:: RECORDS SHOWN ::

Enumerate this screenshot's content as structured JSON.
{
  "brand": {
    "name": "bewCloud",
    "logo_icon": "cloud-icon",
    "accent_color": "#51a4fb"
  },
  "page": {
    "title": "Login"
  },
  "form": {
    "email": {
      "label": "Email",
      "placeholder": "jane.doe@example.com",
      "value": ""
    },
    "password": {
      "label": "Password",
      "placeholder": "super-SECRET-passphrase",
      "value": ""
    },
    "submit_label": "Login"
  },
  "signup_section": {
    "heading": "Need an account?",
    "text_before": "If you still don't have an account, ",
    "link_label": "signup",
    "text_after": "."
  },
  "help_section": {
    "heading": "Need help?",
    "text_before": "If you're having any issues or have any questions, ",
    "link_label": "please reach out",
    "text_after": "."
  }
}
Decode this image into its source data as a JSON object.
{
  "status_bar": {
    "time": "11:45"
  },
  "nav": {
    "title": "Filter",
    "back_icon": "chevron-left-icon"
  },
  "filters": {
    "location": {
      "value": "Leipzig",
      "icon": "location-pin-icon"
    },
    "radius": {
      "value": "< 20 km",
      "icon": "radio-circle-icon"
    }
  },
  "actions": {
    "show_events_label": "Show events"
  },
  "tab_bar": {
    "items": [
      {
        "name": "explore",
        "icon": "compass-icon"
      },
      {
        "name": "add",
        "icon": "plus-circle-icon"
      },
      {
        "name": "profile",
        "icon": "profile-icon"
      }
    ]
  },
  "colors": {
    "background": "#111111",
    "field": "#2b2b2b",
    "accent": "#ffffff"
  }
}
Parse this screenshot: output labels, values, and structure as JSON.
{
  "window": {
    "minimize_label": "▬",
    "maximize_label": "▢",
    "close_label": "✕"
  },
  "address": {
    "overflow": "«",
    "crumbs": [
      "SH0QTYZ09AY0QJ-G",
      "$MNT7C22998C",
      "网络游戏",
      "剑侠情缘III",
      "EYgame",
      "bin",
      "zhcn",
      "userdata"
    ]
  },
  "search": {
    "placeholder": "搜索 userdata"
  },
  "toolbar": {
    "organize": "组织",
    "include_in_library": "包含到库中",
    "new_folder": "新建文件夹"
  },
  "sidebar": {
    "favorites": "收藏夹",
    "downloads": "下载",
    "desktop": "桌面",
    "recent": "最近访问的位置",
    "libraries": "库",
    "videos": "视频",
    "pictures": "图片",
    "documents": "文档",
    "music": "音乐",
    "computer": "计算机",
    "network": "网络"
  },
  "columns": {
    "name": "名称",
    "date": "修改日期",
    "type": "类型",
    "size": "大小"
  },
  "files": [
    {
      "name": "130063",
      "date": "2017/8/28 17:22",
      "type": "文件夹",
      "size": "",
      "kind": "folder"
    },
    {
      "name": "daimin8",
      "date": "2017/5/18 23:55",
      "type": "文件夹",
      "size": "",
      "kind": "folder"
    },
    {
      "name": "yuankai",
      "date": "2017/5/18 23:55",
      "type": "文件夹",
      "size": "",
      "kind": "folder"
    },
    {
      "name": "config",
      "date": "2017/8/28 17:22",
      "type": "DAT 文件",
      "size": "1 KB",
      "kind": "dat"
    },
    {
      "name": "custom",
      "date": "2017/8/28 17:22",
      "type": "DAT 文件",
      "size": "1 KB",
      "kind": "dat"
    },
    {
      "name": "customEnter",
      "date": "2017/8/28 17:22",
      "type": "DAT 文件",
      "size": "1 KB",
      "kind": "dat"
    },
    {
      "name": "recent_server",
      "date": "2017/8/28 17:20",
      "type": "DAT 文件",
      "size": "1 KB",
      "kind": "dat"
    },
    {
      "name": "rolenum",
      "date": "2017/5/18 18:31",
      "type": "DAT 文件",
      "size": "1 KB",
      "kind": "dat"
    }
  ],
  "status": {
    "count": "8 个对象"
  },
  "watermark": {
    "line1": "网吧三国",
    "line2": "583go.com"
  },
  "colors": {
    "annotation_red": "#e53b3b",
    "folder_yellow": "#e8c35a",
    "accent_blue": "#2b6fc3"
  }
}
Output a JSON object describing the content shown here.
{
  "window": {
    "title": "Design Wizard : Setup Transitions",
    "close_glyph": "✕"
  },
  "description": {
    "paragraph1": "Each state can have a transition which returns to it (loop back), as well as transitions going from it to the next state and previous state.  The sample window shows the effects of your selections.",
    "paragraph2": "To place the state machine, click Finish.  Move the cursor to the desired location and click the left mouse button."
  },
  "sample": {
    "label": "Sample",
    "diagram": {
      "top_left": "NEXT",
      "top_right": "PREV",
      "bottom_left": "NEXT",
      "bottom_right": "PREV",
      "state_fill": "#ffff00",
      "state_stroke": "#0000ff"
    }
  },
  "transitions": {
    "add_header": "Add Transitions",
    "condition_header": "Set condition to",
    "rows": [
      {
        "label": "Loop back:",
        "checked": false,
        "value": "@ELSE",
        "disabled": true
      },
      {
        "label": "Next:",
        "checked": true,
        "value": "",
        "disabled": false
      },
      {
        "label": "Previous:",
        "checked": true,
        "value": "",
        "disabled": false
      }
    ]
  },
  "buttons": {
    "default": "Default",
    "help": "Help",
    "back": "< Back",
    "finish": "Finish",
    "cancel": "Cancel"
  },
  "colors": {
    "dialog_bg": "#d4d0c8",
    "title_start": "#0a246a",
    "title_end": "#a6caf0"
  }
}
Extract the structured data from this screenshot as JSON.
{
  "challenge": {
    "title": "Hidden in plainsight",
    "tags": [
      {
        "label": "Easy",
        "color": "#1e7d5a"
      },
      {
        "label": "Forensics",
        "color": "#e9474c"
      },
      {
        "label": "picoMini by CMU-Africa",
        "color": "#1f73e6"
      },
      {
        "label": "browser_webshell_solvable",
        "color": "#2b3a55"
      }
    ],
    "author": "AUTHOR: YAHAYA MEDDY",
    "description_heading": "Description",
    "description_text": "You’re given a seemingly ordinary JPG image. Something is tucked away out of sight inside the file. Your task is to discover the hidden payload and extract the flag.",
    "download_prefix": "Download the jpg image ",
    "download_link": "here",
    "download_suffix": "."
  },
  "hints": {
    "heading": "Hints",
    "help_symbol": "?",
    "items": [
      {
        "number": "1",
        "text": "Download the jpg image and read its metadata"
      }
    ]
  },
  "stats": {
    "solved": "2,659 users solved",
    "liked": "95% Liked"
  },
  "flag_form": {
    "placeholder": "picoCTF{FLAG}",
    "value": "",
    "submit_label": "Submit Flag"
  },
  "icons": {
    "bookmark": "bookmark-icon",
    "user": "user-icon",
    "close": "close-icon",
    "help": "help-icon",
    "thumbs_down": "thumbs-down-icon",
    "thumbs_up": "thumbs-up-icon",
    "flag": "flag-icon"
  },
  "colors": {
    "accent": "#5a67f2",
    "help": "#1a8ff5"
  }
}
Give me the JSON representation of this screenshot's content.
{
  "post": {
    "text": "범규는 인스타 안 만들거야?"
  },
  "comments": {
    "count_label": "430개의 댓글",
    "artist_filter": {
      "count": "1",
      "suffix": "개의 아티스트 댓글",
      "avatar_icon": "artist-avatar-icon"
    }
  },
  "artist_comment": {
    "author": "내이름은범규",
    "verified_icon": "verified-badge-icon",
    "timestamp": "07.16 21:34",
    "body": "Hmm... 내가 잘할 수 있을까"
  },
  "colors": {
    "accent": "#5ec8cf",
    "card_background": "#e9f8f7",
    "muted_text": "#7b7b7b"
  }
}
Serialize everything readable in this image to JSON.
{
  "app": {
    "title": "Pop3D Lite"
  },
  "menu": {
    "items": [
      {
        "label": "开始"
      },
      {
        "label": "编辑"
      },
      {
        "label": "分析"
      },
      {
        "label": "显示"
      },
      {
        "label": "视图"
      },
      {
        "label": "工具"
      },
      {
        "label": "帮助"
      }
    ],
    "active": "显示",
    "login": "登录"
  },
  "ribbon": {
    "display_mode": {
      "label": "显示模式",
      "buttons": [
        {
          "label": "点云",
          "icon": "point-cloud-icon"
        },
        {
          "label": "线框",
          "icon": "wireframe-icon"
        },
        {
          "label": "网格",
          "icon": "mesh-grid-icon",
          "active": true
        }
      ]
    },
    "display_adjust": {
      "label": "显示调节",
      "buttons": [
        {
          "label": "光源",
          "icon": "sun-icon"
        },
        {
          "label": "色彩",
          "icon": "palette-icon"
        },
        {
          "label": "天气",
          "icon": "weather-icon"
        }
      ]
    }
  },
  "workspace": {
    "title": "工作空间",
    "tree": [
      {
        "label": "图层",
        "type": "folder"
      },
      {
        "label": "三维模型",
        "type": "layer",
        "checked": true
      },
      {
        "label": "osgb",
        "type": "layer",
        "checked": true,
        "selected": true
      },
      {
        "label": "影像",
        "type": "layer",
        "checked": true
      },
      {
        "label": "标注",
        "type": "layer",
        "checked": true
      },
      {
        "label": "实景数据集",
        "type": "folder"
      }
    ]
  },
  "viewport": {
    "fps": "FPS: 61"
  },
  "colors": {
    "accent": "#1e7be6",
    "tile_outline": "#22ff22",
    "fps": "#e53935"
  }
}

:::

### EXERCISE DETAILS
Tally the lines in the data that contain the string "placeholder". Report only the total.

### REPLY TO THE EXERCISE
4